School brings a sense of normalcy to the lives of our students and their families. Going to school takes a student’s mind off the medical issues at hand. It provides a distraction from procedures which may be frightening and sometimes painful. For students who are feeling well enough, going to school provides an opportunity for a child to leave the confines of the hospital room. Sometimes parents attend school with their child, but school time may also provide an opportunity for parents to take a break.

    Attending school in the hospital gives students a sense of control. Even when medical issues seem overwhelming, maintaining schedules and succeeding in school are possible. For our students who are seriously ill, school provides evidence that there is life and hope after hardship.
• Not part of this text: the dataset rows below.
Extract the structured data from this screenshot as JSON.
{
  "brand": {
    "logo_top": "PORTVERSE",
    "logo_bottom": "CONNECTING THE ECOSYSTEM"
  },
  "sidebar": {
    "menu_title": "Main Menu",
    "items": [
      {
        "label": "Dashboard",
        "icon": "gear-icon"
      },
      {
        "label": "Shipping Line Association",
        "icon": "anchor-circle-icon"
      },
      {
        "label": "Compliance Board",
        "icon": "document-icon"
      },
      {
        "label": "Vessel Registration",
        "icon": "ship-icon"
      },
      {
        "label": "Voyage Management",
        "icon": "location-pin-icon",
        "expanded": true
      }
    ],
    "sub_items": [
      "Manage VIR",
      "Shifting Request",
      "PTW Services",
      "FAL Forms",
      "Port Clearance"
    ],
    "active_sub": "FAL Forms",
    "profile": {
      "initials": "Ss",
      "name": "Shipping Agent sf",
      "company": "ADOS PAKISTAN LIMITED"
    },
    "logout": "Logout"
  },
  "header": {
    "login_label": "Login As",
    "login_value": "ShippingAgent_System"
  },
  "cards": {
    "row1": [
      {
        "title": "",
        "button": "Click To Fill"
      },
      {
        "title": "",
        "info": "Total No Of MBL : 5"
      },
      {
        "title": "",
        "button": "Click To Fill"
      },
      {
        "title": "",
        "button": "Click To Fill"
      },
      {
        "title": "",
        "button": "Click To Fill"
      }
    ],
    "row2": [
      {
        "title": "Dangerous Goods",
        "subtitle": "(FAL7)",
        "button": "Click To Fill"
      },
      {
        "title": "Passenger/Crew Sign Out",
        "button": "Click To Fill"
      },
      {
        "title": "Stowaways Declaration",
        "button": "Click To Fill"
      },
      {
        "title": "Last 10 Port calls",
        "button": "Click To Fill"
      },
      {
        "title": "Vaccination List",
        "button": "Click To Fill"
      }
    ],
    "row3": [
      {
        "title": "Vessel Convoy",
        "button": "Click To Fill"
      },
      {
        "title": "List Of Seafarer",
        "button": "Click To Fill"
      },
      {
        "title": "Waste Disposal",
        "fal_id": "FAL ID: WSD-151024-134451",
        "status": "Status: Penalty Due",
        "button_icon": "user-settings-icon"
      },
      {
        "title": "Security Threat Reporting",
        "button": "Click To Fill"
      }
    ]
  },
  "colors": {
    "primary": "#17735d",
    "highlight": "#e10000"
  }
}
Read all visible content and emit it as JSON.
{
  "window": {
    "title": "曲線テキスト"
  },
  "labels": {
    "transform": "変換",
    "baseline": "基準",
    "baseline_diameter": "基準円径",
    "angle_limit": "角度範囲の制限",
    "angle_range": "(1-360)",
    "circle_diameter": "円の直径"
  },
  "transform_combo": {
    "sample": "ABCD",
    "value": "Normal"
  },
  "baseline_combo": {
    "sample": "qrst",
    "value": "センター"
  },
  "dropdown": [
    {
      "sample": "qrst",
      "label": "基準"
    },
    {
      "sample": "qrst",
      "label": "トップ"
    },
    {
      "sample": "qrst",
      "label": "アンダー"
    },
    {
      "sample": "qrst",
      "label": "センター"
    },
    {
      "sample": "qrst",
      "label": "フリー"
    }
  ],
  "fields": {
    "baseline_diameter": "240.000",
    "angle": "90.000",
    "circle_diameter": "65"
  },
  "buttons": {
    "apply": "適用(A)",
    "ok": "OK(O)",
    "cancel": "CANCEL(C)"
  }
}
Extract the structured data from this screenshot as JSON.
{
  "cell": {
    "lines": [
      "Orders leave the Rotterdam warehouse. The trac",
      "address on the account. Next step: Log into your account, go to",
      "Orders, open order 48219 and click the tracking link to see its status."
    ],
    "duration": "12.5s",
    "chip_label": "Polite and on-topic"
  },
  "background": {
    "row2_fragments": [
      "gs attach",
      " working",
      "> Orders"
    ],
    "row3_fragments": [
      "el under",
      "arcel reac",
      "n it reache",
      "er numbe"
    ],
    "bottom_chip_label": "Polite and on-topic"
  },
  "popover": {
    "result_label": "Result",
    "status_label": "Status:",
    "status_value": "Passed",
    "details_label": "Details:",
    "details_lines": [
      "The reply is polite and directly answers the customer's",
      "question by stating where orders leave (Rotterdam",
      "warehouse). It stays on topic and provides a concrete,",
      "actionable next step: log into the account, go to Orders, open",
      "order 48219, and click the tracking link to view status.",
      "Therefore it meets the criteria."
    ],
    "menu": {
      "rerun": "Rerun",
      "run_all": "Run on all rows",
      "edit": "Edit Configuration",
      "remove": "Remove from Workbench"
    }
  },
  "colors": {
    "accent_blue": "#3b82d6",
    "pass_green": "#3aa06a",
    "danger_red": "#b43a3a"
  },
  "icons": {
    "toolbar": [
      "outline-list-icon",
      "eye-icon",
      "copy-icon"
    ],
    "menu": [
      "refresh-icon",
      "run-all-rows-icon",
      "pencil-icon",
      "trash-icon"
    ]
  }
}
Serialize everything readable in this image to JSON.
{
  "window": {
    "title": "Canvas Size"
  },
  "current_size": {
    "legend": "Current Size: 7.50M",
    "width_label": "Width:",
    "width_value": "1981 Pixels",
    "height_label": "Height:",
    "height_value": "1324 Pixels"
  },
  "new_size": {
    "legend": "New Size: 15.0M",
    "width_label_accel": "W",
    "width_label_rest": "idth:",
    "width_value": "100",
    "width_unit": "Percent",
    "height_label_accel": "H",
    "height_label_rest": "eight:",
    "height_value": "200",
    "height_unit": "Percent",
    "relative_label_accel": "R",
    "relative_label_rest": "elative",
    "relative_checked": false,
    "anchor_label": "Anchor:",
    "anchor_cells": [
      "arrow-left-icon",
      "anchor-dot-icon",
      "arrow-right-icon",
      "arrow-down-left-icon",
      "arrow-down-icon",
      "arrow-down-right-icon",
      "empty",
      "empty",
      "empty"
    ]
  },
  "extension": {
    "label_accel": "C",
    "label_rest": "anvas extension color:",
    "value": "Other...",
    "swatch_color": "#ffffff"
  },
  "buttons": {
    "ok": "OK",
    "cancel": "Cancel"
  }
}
Many of our students have commented that they knew we planned for them to get well because we were asking them to continue with school. In the hospital, school provides a sense of future.

    Here are some frequently asked questions:

    How does it work?

    Parents or medical staff may contact the hospital school and request services. Children in pre-kindergarten through 12th grade who are hospital patients (including outpatient) may attend. Instruction can take place in the hospital classroom, bedside, or other locations within the hospital.

    Are the teachers real teachers?

    Absolutely! The teachers hold valid certification through the North Carolina Department of Public Instruction.

    Will I have to stay all day? 

    No. Usually you will have school for one hour a day. You’ll be working one-on-one with a teacher so you can finish lots of work. If you aren’t feeling well, school may split into two half-hour sessions.

    How will you know my assignments?

    The hospital teacher will contact someone at your school and gather assignments for you. If you don’t live far away, your mom or dad might stop by and pick them up. If this is a pre-planned admission, consider bringing the assignments with you. We’ll try to work on the same assignments that your class is completing. We’ll send all of your work to your teacher, and it will be recorded. Doing your best is very important.

    Will I still be a student at my home school?

    Yes! The people at your home school know you’ll be returning as soon as you feel better. You’ll continue to be enrolled in your home school while you are a student at the Hospital School.

    Will I be counted absent?

    No. You are counted present while you are with us. Upon your discharge, our teachers will submit documentation to your school of the dates you were here and the services provided to you.

    Do I have to be a student in Durham County to go to the hospital school?

    No. Many of our students are from Durham, but we welcome students from all over NC, as well as outside the state and outside the country!

    Will I have homework in the hospital?

    We usually assign homework so that you don’t get behind. If your time is taken up with medical procedures or if you don’t feel well, we can be flexible with homework completion.

    The Hospital School is supported jointly by Durham Public Schools and Duke Medical Center. For more information, call Sylvia Fuller at the Hospital School, 919.684.5684.